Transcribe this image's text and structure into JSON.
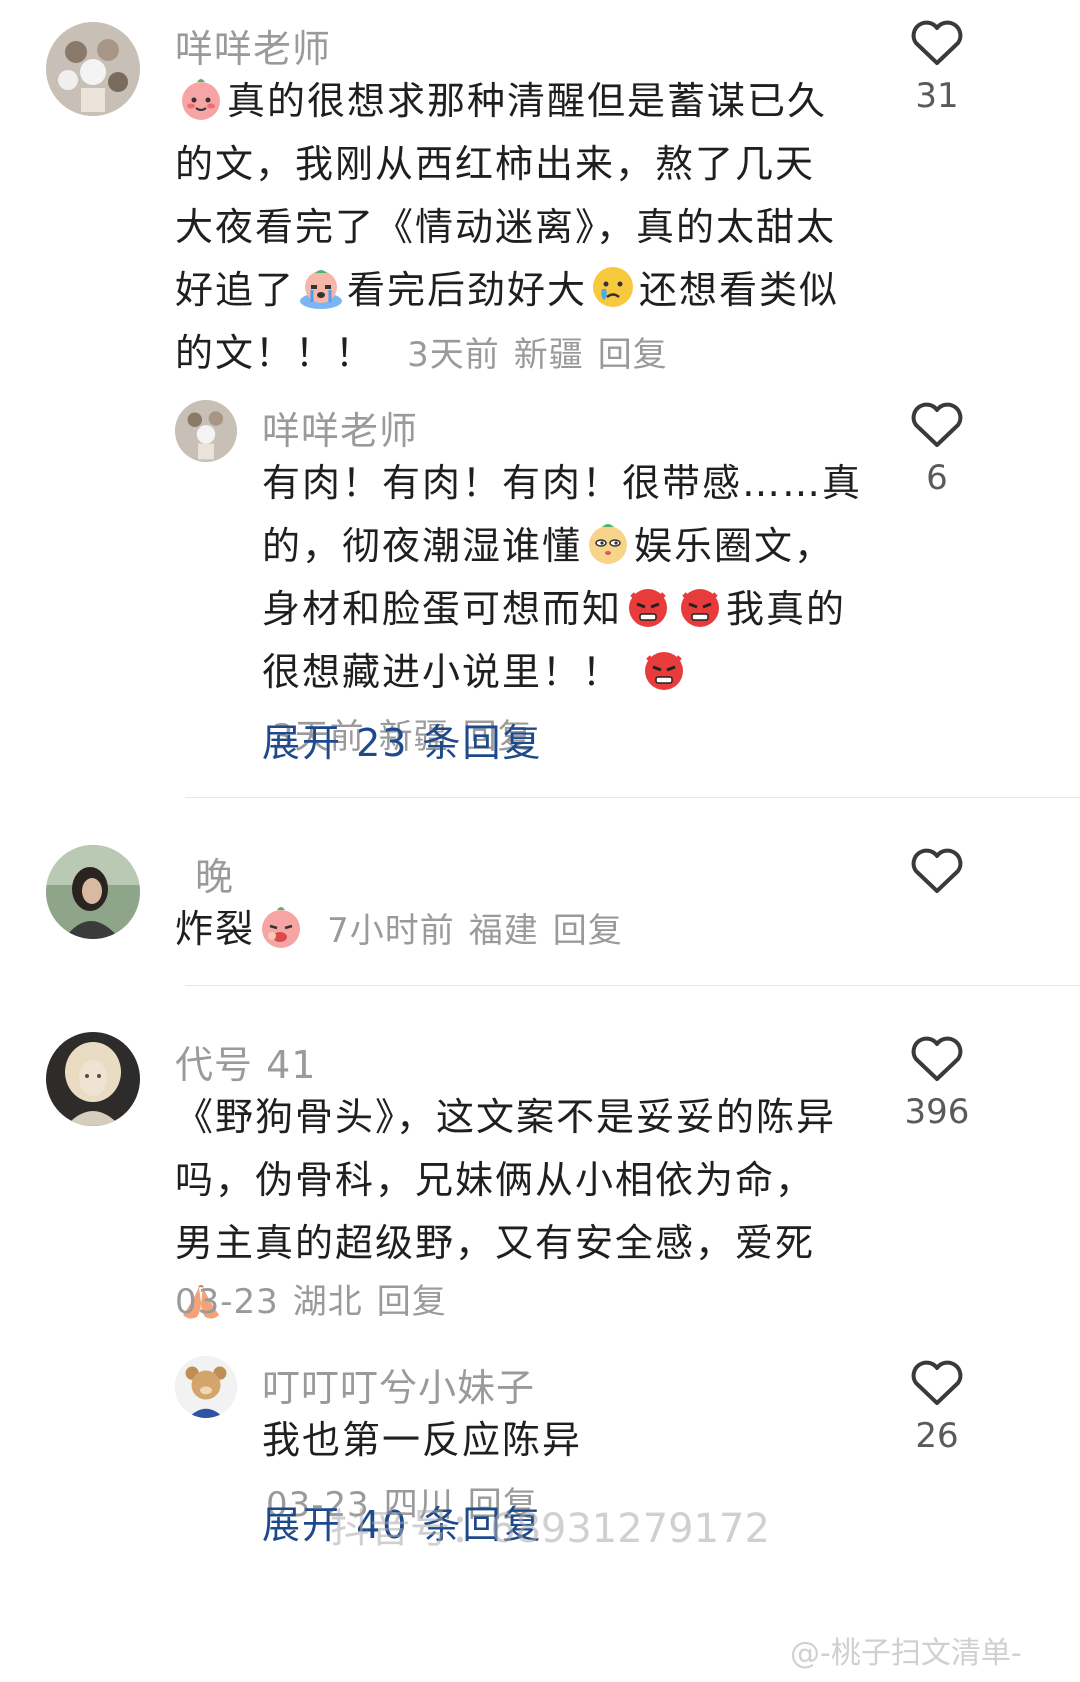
{
  "comments": [
    {
      "author": "咩咩老师",
      "text_parts": [
        "真的很想求那种清醒但是蓄谋已久的文，我刚从西红柿出来，熬了几天大夜看完了《情动迷离》，真的太甜太好追了",
        "看完后劲好大",
        "还想看类似的文！！！"
      ],
      "time": "3天前",
      "location": "新疆",
      "reply": "回复",
      "likes": "31"
    },
    {
      "author": "咩咩老师",
      "text_parts": [
        "有肉！有肉！有肉！很带感……真的，彻夜潮湿谁懂",
        "娱乐圈文，身材和脸蛋可想而知",
        "我真的很想藏进小说里！！"
      ],
      "time": "3天前",
      "location": "新疆",
      "reply": "回复",
      "likes": "6",
      "expand": "展开 23 条回复"
    },
    {
      "author": "晚",
      "text_parts": [
        "炸裂"
      ],
      "time": "7小时前",
      "location": "福建",
      "reply": "回复",
      "likes": ""
    },
    {
      "author": "代号 41",
      "text_parts": [
        "《野狗骨头》，这文案不是妥妥的陈异吗，伪骨科，兄妹俩从小相依为命，男主真的超级野，又有安全感，爱死"
      ],
      "time": "03-23",
      "location": "湖北",
      "reply": "回复",
      "likes": "396"
    },
    {
      "author": "叮叮叮兮小妹子",
      "text_parts": [
        "我也第一反应陈异"
      ],
      "time": "03-23",
      "location": "四川",
      "reply": "回复",
      "likes": "26",
      "expand": "展开 40 条回复"
    }
  ],
  "watermark": {
    "left": "抖音号：68931279172",
    "right": "@-桃子扫文清单-"
  },
  "icons": {
    "like": "heart-outline-icon",
    "emoji_1": "peach-face-emoji",
    "emoji_2": "crying-face-emoji",
    "emoji_3": "sad-face-emoji",
    "emoji_4": "smug-face-emoji",
    "emoji_5": "angry-devil-emoji"
  },
  "colors": {
    "text": "#1f1f1f",
    "meta": "#9a9a9a",
    "link": "#1e4a8c"
  }
}
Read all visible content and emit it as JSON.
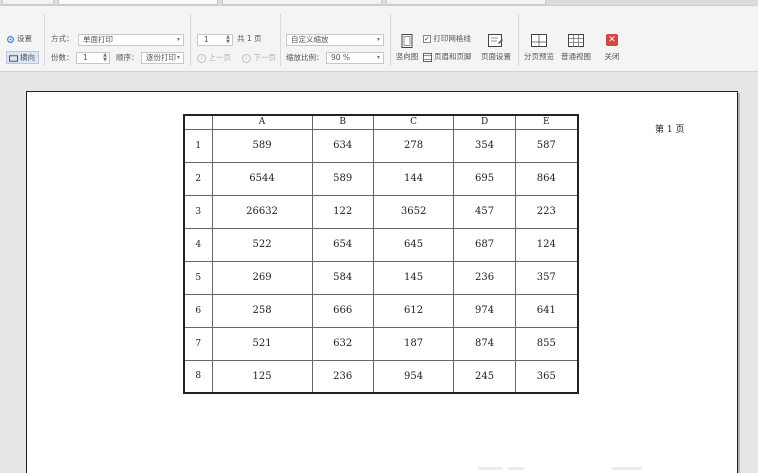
{
  "toolbar": {
    "settings_label": "设置",
    "layout_label": "横向",
    "method_label": "方式：",
    "method_value": "单面打印",
    "copies_label": "份数：",
    "copies_value": "1",
    "order_label": "顺序：",
    "order_value": "逐份打印",
    "page_input_value": "1",
    "page_total": "共 1 页",
    "prev_page": "上一页",
    "next_page": "下一页",
    "scale_mode_value": "自定义缩放",
    "scale_label": "缩放比例：",
    "scale_value": "90 %",
    "print_grid_label": "打印网格线",
    "print_grid_checked": true,
    "header_footer_label": "页眉和页脚",
    "portrait_label": "竖向图",
    "page_setup_label": "页面设置",
    "page_break_preview_label": "分页预览",
    "normal_view_label": "普通视图",
    "close_label": "关闭"
  },
  "page": {
    "page_number": "第 1 页"
  },
  "sheet": {
    "columns": [
      "A",
      "B",
      "C",
      "D",
      "E"
    ],
    "rows": [
      {
        "n": "1",
        "cells": [
          "589",
          "634",
          "278",
          "354",
          "587"
        ]
      },
      {
        "n": "2",
        "cells": [
          "6544",
          "589",
          "144",
          "695",
          "864"
        ]
      },
      {
        "n": "3",
        "cells": [
          "26632",
          "122",
          "3652",
          "457",
          "223"
        ]
      },
      {
        "n": "4",
        "cells": [
          "522",
          "654",
          "645",
          "687",
          "124"
        ]
      },
      {
        "n": "5",
        "cells": [
          "269",
          "584",
          "145",
          "236",
          "357"
        ]
      },
      {
        "n": "6",
        "cells": [
          "258",
          "666",
          "612",
          "974",
          "641"
        ]
      },
      {
        "n": "7",
        "cells": [
          "521",
          "632",
          "187",
          "874",
          "855"
        ]
      },
      {
        "n": "8",
        "cells": [
          "125",
          "236",
          "954",
          "245",
          "365"
        ]
      }
    ]
  },
  "colors": {
    "accent_blue": "#4a7fcf",
    "close_red": "#d9443e",
    "tab_green": "#4caf50"
  },
  "icons": {
    "settings": "gear-icon",
    "layout": "landscape-icon",
    "print_grid": "checkbox-icon",
    "header_footer": "header-footer-icon",
    "portrait": "portrait-page-icon",
    "page_setup": "page-setup-icon",
    "page_break_preview": "page-break-icon",
    "normal_view": "grid-view-icon",
    "close": "close-icon"
  }
}
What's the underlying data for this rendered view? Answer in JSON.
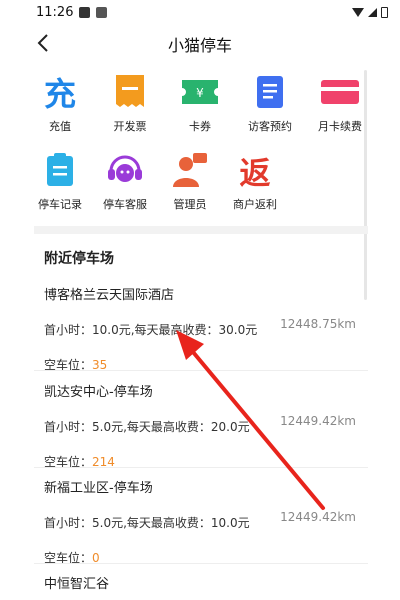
{
  "status": {
    "time": "11:26"
  },
  "header": {
    "title": "小猫停车",
    "back_icon": "chevron-left-icon"
  },
  "menu": [
    {
      "label": "充值",
      "icon": "recharge-icon",
      "glyph": "充",
      "color": "#1f86e8"
    },
    {
      "label": "开发票",
      "icon": "invoice-icon",
      "color": "#f39b1e"
    },
    {
      "label": "卡券",
      "icon": "coupon-icon",
      "color": "#29b36e"
    },
    {
      "label": "访客预约",
      "icon": "visitor-booking-icon",
      "color": "#3f6ff0"
    },
    {
      "label": "月卡续费",
      "icon": "monthly-card-icon",
      "color": "#f0426b"
    },
    {
      "label": "停车记录",
      "icon": "parking-record-icon",
      "color": "#2cb0e6"
    },
    {
      "label": "停车客服",
      "icon": "customer-service-icon",
      "color": "#9a3bd8"
    },
    {
      "label": "管理员",
      "icon": "admin-icon",
      "color": "#e8623a"
    },
    {
      "label": "商户返利",
      "icon": "rebate-icon",
      "glyph": "返",
      "color": "#e23a2c"
    }
  ],
  "nearby": {
    "title": "附近停车场",
    "free_label": "空车位：",
    "lots": [
      {
        "name": "博客格兰云天国际酒店",
        "fee": "首小时：10.0元,每天最高收费：30.0元",
        "free": "35",
        "distance": "12448.75km"
      },
      {
        "name": "凯达安中心-停车场",
        "fee": "首小时：5.0元,每天最高收费：20.0元",
        "free": "214",
        "distance": "12449.42km"
      },
      {
        "name": "新福工业区-停车场",
        "fee": "首小时：5.0元,每天最高收费：10.0元",
        "free": "0",
        "distance": "12449.42km"
      },
      {
        "name": "中恒智汇谷"
      }
    ]
  },
  "colors": {
    "accent_orange": "#f08c2a",
    "annotation_red": "#e8241c"
  }
}
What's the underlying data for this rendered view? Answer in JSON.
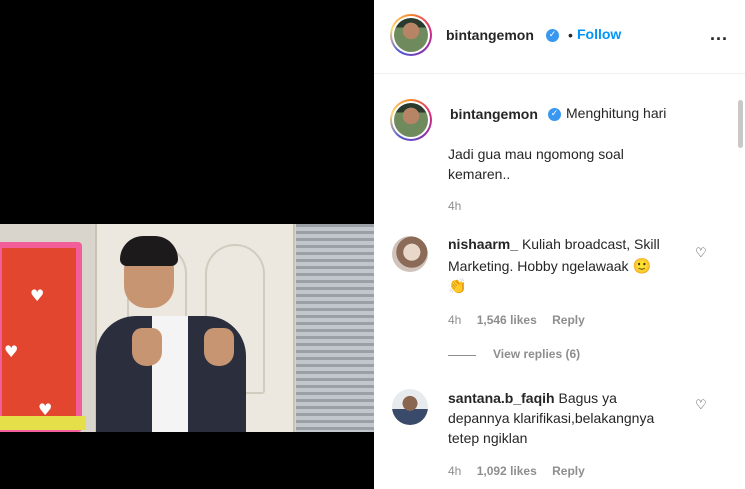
{
  "post": {
    "author": "bintangemon",
    "follow_label": "Follow",
    "separator": "•",
    "more_label": "...",
    "verified_mark": "✓"
  },
  "caption": {
    "username": "bintangemon",
    "line1": "Menghitung hari",
    "line2": "Jadi gua mau ngomong soal",
    "line3": "kemaren..",
    "time": "4h"
  },
  "comments": [
    {
      "username": "nishaarm_",
      "text_line1": "Kuliah broadcast, Skill",
      "text_line2": "Marketing. Hobby ngelawaak",
      "emoji1": "🙂",
      "emoji2": "👏",
      "time": "4h",
      "likes": "1,546 likes",
      "reply_label": "Reply",
      "view_replies": "View replies (6)"
    },
    {
      "username": "santana.b_faqih",
      "text_line1": "Bagus ya",
      "text_line2": "depannya klarifikasi,belakangnya",
      "text_line3": "tetep ngiklan",
      "time": "4h",
      "likes": "1,092 likes",
      "reply_label": "Reply"
    }
  ],
  "icons": {
    "heart": "♡"
  },
  "colors": {
    "link_blue": "#0095f6",
    "verified_blue": "#3897f0",
    "muted": "#8e8e8e",
    "text": "#262626"
  }
}
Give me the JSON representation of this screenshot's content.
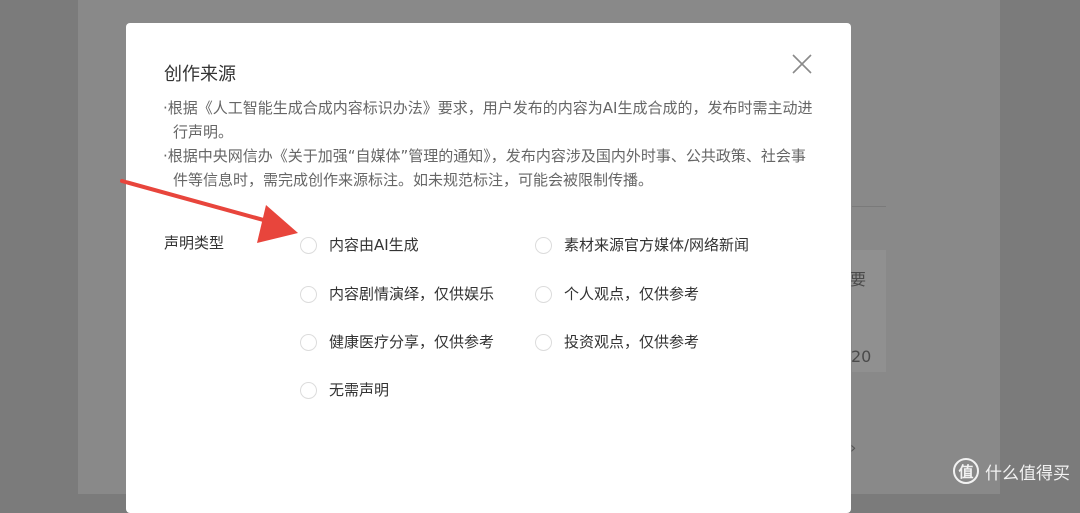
{
  "background": {
    "partial_text_1": "要",
    "partial_text_2": "20",
    "chevron": "›"
  },
  "modal": {
    "title": "创作来源",
    "notices": [
      "·根据《人工智能生成合成内容标识办法》要求，用户发布的内容为AI生成合成的，发布时需主动进行声明。",
      "·根据中央网信办《关于加强“自媒体”管理的通知》，发布内容涉及国内外时事、公共政策、社会事件等信息时，需完成创作来源标注。如未规范标注，可能会被限制传播。"
    ],
    "declaration_label": "声明类型",
    "options": [
      "内容由AI生成",
      "素材来源官方媒体/网络新闻",
      "内容剧情演绎，仅供娱乐",
      "个人观点，仅供参考",
      "健康医疗分享，仅供参考",
      "投资观点，仅供参考",
      "无需声明"
    ]
  },
  "watermark": {
    "logo": "值",
    "text": "什么值得买"
  },
  "colors": {
    "overlay": "#7b7b7b",
    "modal_bg": "#ffffff",
    "arrow": "#e8453c",
    "title_text": "#333333",
    "notice_text": "#666666"
  }
}
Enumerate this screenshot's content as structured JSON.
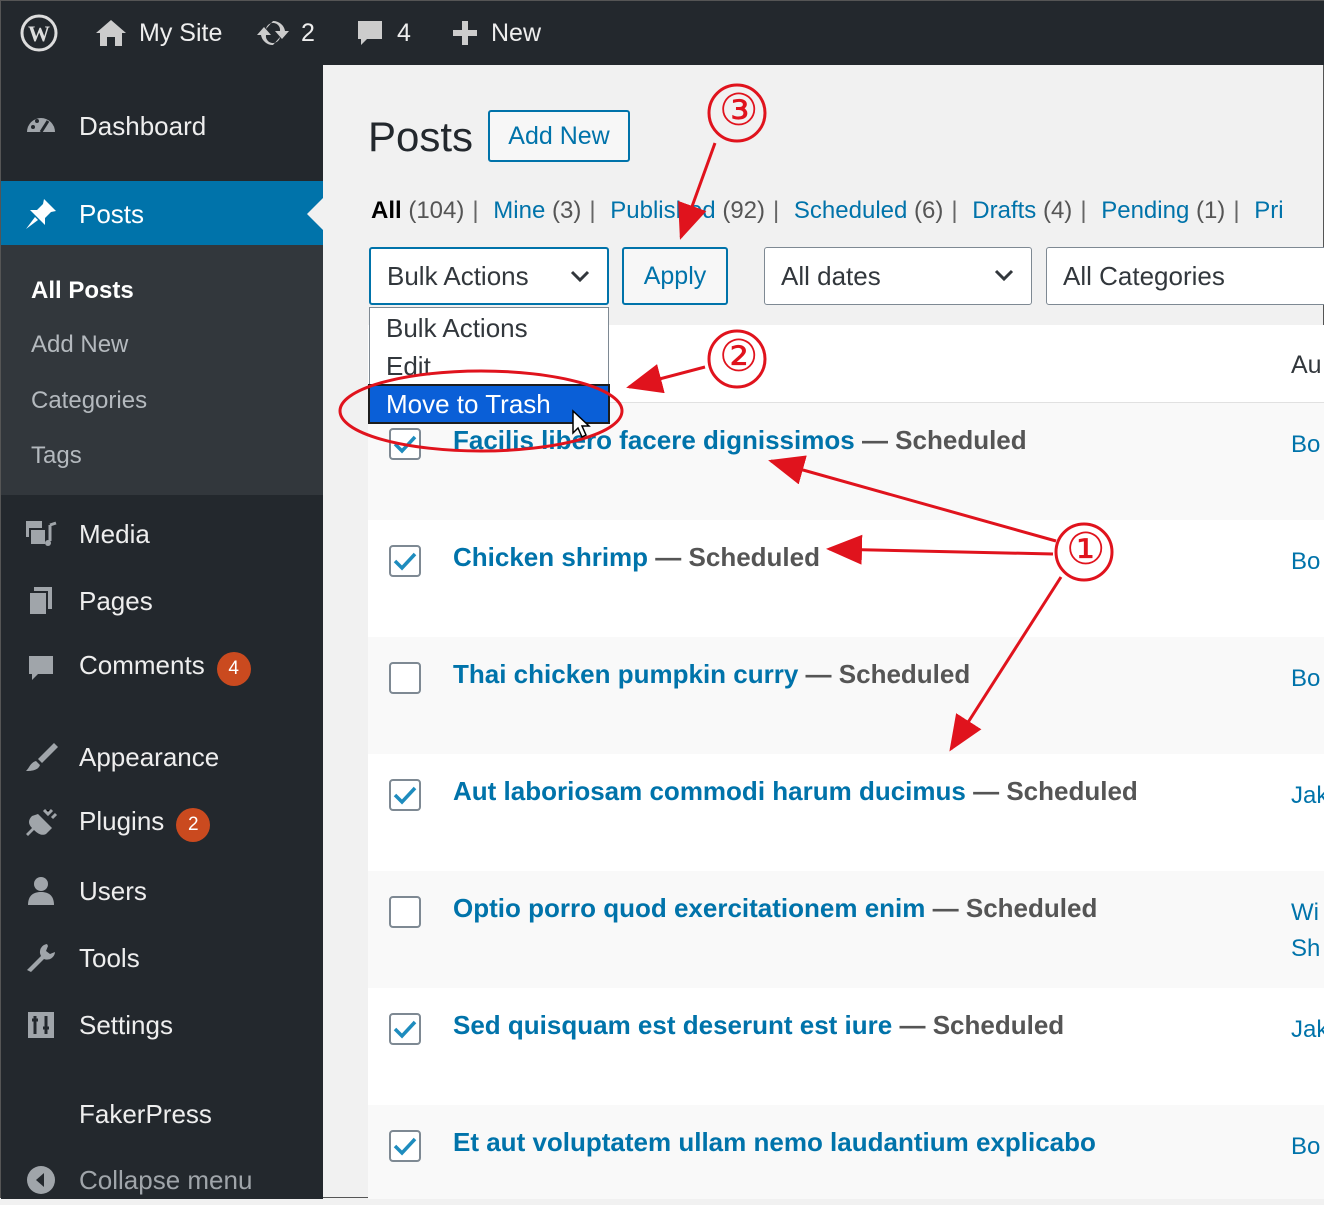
{
  "admin_bar": {
    "site_name": "My Site",
    "updates_count": "2",
    "comments_count": "4",
    "new_label": "New"
  },
  "menu": {
    "dashboard": "Dashboard",
    "posts": "Posts",
    "posts_sub": {
      "all_posts": "All Posts",
      "add_new": "Add New",
      "categories": "Categories",
      "tags": "Tags"
    },
    "media": "Media",
    "pages": "Pages",
    "comments": "Comments",
    "comments_badge": "4",
    "appearance": "Appearance",
    "plugins": "Plugins",
    "plugins_badge": "2",
    "users": "Users",
    "tools": "Tools",
    "settings": "Settings",
    "fakerpress": "FakerPress",
    "collapse": "Collapse menu"
  },
  "page": {
    "title": "Posts",
    "add_new_label": "Add New",
    "filters": {
      "all": "All",
      "all_count": "(104)",
      "mine": "Mine",
      "mine_count": "(3)",
      "published": "Published",
      "published_count": "(92)",
      "scheduled": "Scheduled",
      "scheduled_count": "(6)",
      "drafts": "Drafts",
      "drafts_count": "(4)",
      "pending": "Pending",
      "pending_count": "(1)",
      "private_partial": "Pri"
    },
    "bulk_actions": "Bulk Actions",
    "apply": "Apply",
    "dates": "All dates",
    "categories": "All Categories",
    "dropdown_options": [
      "Bulk Actions",
      "Edit",
      "Move to Trash"
    ],
    "author_header": "Au"
  },
  "posts": [
    {
      "title": "Facilis libero facere dignissimos",
      "state": "— Scheduled",
      "author": "Bo",
      "checked": true
    },
    {
      "title": "Chicken shrimp",
      "state": "— Scheduled",
      "author": "Bo",
      "checked": true
    },
    {
      "title": "Thai chicken pumpkin curry",
      "state": "— Scheduled",
      "author": "Bo",
      "checked": false
    },
    {
      "title": "Aut laboriosam commodi harum ducimus",
      "state": "— Scheduled",
      "author": "Jak",
      "checked": true
    },
    {
      "title": "Optio porro quod exercitationem enim",
      "state": "— Scheduled",
      "author": "Wi\nSh",
      "checked": false
    },
    {
      "title": "Sed quisquam est deserunt est iure",
      "state": "— Scheduled",
      "author": "Jak",
      "checked": true
    },
    {
      "title": "Et aut voluptatem ullam nemo laudantium explicabo",
      "state": "",
      "author": "Bo",
      "checked": true
    }
  ],
  "annotations": {
    "step1": "①",
    "step2": "②",
    "step3": "③"
  },
  "colors": {
    "admin_bg": "#23282d",
    "accent": "#0073aa",
    "badge": "#ca4a1f",
    "annotation": "#e0131d"
  }
}
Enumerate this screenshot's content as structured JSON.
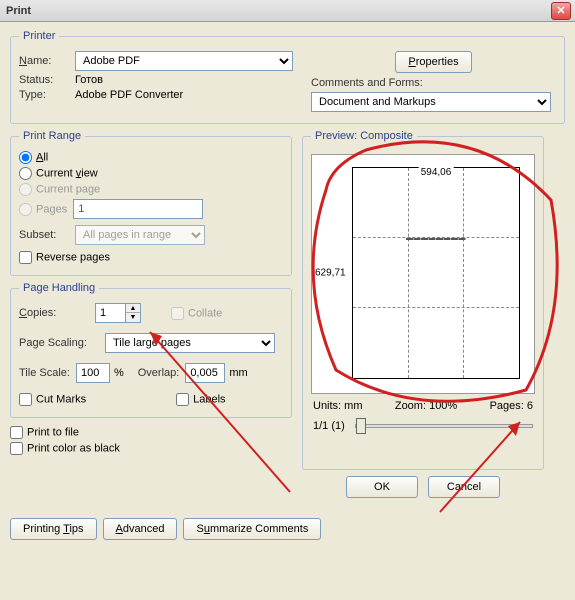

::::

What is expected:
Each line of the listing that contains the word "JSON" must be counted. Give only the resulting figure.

Exercise answer:
7